# Task directions
Write out the data below in full, unchanged, minus the images.

(Recorded data)
########

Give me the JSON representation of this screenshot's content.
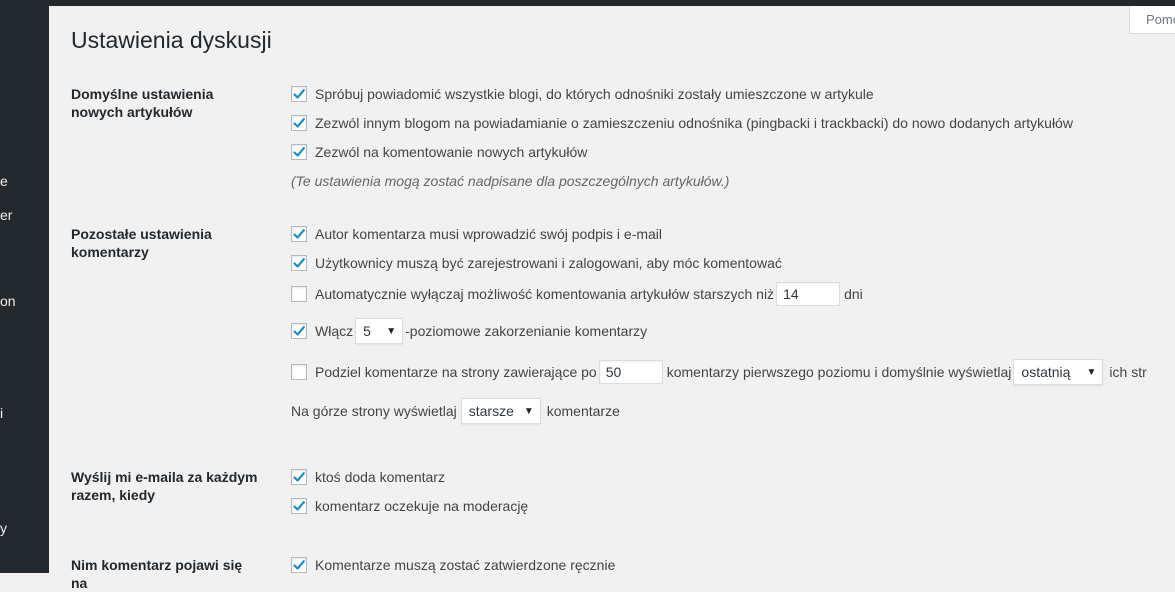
{
  "sidebar": {
    "fragments": [
      "e",
      "er",
      "on",
      "i",
      "y"
    ]
  },
  "help_tab": "Pomoc",
  "page_title": "Ustawienia dyskusji",
  "sections": {
    "default_article": {
      "label": "Domyślne ustawienia nowych artykułów",
      "opt_notify_blogs": "Spróbuj powiadomić wszystkie blogi, do których odnośniki zostały umieszczone w artykule",
      "opt_allow_pings": "Zezwól innym blogom na powiadamianie o zamieszczeniu odnośnika (pingbacki i trackbacki) do nowo dodanych artykułów",
      "opt_allow_comments": "Zezwól na komentowanie nowych artykułów",
      "note": "(Te ustawienia mogą zostać nadpisane dla poszczególnych artykułów.)"
    },
    "other_comments": {
      "label": "Pozostałe ustawienia komentarzy",
      "opt_require_name": "Autor komentarza musi wprowadzić swój podpis i e-mail",
      "opt_registration": "Użytkownicy muszą być zarejestrowani i zalogowani, aby móc komentować",
      "opt_close_pre": "Automatycznie wyłączaj możliwość komentowania artykułów starszych niż",
      "close_days_value": "14",
      "opt_close_post": "dni",
      "opt_thread_pre": "Włącz",
      "thread_depth_value": "5",
      "opt_thread_post": "-poziomowe zakorzenianie komentarzy",
      "opt_paged_pre": "Podziel komentarze na strony zawierające po",
      "per_page_value": "50",
      "opt_paged_mid": "komentarzy pierwszego poziomu i domyślnie wyświetlaj",
      "default_page_value": "ostatnią",
      "opt_paged_post": "ich str",
      "order_pre": "Na górze strony wyświetlaj",
      "order_value": "starsze",
      "order_post": "komentarze"
    },
    "email_me": {
      "label": "Wyślij mi e-maila za każdym razem, kiedy",
      "opt_new_comment": "ktoś doda komentarz",
      "opt_moderation": "komentarz oczekuje na moderację"
    },
    "before_appears": {
      "label": "Nim komentarz pojawi się na",
      "opt_manual_approval": "Komentarze muszą zostać zatwierdzone ręcznie"
    }
  },
  "colors": {
    "admin_dark": "#23282d",
    "background": "#f1f1f1",
    "check_blue": "#1e8cbe"
  }
}
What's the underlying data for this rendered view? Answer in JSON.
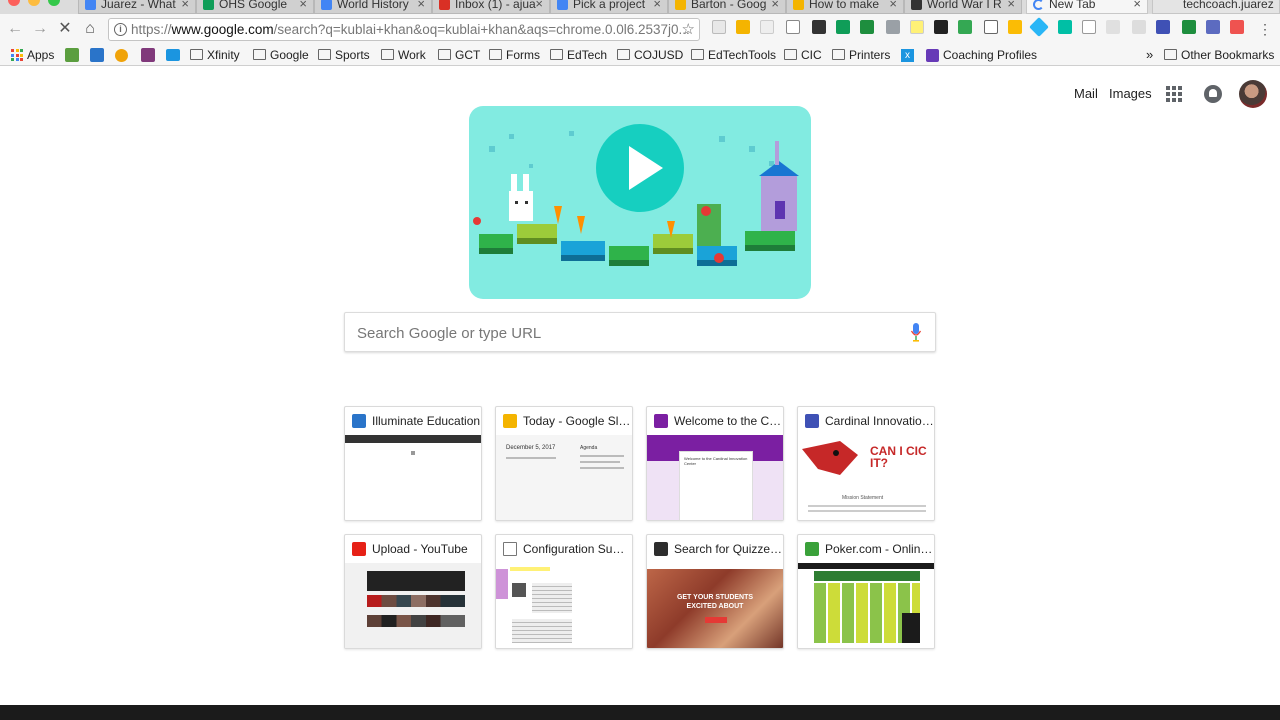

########

# Solution to this exercise
Give me the JSON representation of this screenshot's content.
{
  "sidebar": {
    "fragments": [
      "e",
      "er",
      "on",
      "i",
      "y"
    ]
  },
  "help_tab": "Pomoc",
  "page_title": "Ustawienia dyskusji",
  "sections": {
    "default_article": {
      "label": "Domyślne ustawienia nowych artykułów",
      "opt_notify_blogs": "Spróbuj powiadomić wszystkie blogi, do których odnośniki zostały umieszczone w artykule",
      "opt_allow_pings": "Zezwól innym blogom na powiadamianie o zamieszczeniu odnośnika (pingbacki i trackbacki) do nowo dodanych artykułów",
      "opt_allow_comments": "Zezwól na komentowanie nowych artykułów",
      "note": "(Te ustawienia mogą zostać nadpisane dla poszczególnych artykułów.)"
    },
    "other_comments": {
      "label": "Pozostałe ustawienia komentarzy",
      "opt_require_name": "Autor komentarza musi wprowadzić swój podpis i e-mail",
      "opt_registration": "Użytkownicy muszą być zarejestrowani i zalogowani, aby móc komentować",
      "opt_close_pre": "Automatycznie wyłączaj możliwość komentowania artykułów starszych niż",
      "close_days_value": "14",
      "opt_close_post": "dni",
      "opt_thread_pre": "Włącz",
      "thread_depth_value": "5",
      "opt_thread_post": "-poziomowe zakorzenianie komentarzy",
      "opt_paged_pre": "Podziel komentarze na strony zawierające po",
      "per_page_value": "50",
      "opt_paged_mid": "komentarzy pierwszego poziomu i domyślnie wyświetlaj",
      "default_page_value": "ostatnią",
      "opt_paged_post": "ich str",
      "order_pre": "Na górze strony wyświetlaj",
      "order_value": "starsze",
      "order_post": "komentarze"
    },
    "email_me": {
      "label": "Wyślij mi e-maila za każdym razem, kiedy",
      "opt_new_comment": "ktoś doda komentarz",
      "opt_moderation": "komentarz oczekuje na moderację"
    },
    "before_appears": {
      "label": "Nim komentarz pojawi się na",
      "opt_manual_approval": "Komentarze muszą zostać zatwierdzone ręcznie"
    }
  },
  "colors": {
    "admin_dark": "#23282d",
    "background": "#f1f1f1",
    "check_blue": "#1e8cbe"
  }
}
What's the underlying data for this rendered view? Answer in JSON.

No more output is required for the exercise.